EDINBURGH.- Bourne Fine Art
's Edinburgh Art Festival exhibition follows Jock McFadyen's career from graduation in 1977 to the present.
The title - 'The Ability to Cling....' - comes from a schematic image from 1977, executed two years after he graduated Chelsea School of Art. This and other work in the show from this period are humorous yet edgy caricatures. As an exhibition title of 1978 suggests - Paintings, Drawings and Titles, (Gallery 57, Edinburgh) - his art was as much to do with language as image. Language has remained central to his work. In later pictures it takes the form of graffiti - the flora and fauna of the urban jungle. McFadyen says it was 'a fast way to give patina to the street'. With the hand of what looks like a seasoned graffiti artist, the scrawls form a sort of picture within a picture - astonishingly free from his own style, his own hand even, so as not to cancel itself out. The subject of his student dissertation, 'Art, Language and Semiology', has remained central , as have his acute observations of people and life on the streets.
Shortly after graduating, McFadyen was awarded the second residency at the National Gallery, London (1980-81). The focus on social marginalisation in his pictures of the 1980s reveal the influence not only of his heroes, Walter Sickert and L.S. Lowry, but also that of the gruesome faces and contorted bodies of the German Expressionists. In pictures such as The Street and Street Dance there is brutality and defiance but also compassion and respect in the observational detail. A commission in 1990 from the Artistic Records Committee at the Imperial War Museum saw McFadyen shift from two dimensions to three. His commission to document the demise and aftermath of the removal of the Berlin wall - 'Fragments from Berlin' (Imperial War Museum, 1991) - resulted in a massive sculpture installation. A single figure from that show will be included in this retrospective.
The 1990s saw another shift in McFadyen's focus. In 1991-2 Kenneth McMillan approached McFadyen to design a theatre backdrop. As a solitary worker Jock has said that he liked to paint figures to keep him company: At the theatre he was surrounded. From this point on, however, he turned to depopulated landscapes. A sort of minimalism and reduction lends these vistas emotional distance and isolation. His faces from the 1980s morph into buildings, but the same scars of life and degradation are clear to see.
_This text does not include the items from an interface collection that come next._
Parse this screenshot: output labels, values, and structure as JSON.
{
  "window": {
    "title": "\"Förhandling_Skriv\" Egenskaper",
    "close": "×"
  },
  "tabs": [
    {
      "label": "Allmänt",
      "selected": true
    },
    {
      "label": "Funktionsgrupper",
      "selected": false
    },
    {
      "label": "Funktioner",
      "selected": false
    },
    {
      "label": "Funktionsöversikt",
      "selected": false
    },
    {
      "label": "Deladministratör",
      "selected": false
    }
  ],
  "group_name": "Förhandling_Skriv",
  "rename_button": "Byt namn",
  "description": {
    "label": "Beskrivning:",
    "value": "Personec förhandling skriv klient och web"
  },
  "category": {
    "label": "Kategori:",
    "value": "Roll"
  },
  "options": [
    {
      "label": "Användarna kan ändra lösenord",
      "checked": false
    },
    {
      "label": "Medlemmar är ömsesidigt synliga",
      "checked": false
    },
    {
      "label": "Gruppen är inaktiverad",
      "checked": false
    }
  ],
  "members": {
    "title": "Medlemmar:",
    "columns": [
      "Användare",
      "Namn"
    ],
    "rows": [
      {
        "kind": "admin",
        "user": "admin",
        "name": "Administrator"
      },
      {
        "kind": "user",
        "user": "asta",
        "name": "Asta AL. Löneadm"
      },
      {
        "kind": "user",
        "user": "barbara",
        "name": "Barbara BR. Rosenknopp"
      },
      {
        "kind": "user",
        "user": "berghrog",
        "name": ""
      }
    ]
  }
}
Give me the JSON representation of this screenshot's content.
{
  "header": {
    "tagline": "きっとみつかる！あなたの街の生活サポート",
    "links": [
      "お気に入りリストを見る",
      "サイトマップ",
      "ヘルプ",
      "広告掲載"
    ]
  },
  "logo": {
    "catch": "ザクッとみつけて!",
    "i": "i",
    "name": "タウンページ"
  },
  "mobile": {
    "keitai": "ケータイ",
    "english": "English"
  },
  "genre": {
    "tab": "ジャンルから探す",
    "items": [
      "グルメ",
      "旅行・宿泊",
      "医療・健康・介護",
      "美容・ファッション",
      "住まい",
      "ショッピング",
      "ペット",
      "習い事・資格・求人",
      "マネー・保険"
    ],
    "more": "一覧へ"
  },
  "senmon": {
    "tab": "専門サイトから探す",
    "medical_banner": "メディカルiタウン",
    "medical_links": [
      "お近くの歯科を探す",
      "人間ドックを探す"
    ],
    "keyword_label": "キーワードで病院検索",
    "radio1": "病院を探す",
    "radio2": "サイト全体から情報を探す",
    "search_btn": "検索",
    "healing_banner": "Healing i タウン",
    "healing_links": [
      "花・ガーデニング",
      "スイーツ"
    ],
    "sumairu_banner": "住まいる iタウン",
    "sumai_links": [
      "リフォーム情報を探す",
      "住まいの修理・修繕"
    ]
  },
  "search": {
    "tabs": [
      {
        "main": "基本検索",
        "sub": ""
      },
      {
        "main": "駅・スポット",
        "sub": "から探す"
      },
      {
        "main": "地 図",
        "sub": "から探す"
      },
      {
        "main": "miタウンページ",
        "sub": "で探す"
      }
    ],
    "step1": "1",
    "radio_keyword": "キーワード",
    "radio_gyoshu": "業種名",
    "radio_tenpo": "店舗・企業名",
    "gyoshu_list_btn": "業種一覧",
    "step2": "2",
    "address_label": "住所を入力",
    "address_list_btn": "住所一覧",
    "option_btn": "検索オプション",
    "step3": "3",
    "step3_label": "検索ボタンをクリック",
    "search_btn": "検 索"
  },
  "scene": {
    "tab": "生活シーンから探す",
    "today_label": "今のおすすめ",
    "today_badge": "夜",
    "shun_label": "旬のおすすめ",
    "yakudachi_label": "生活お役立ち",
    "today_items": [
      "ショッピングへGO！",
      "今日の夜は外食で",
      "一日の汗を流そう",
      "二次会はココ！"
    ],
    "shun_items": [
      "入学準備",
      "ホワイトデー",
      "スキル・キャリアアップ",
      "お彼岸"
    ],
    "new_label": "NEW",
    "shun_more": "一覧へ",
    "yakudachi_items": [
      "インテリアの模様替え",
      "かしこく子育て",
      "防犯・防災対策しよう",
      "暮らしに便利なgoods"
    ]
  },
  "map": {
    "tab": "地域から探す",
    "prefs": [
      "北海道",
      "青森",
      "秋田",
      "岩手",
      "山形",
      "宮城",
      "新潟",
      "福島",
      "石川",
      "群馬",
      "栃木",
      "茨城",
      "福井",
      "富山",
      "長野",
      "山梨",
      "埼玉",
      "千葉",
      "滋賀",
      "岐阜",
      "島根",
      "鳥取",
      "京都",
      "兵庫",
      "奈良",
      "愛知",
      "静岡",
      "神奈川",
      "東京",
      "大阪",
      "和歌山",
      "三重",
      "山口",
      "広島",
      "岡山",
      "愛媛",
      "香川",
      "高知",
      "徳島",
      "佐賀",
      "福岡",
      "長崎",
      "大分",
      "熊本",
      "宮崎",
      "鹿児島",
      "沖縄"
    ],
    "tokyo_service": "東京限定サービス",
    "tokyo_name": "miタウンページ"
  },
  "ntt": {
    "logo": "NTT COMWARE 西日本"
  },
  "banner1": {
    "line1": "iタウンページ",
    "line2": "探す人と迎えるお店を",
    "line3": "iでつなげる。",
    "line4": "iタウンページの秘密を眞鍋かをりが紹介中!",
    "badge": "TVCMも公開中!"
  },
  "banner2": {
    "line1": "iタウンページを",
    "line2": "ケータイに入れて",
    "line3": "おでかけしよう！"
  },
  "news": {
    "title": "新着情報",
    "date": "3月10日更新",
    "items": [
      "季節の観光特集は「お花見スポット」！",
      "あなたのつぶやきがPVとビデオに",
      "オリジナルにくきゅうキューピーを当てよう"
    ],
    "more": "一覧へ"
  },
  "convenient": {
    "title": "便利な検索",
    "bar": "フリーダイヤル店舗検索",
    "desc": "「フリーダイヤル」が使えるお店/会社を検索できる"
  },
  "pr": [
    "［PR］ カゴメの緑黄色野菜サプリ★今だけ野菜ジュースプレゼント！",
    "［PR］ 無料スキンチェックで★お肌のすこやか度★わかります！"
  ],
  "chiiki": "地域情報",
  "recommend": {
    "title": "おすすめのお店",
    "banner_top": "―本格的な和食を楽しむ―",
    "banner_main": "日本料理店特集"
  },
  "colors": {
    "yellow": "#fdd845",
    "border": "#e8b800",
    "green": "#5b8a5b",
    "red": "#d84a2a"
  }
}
Jock has looked beyond the city to rural life too. In Orkney he searches out the scuttled remains of Inganess; in Uist, he discovers the rusting remains of a bus stranded in a peat bog, or a tangled mess of wire fences, keeping no-one in and no-one out all under big skies and in wild isolation. Different landscapes, same vision.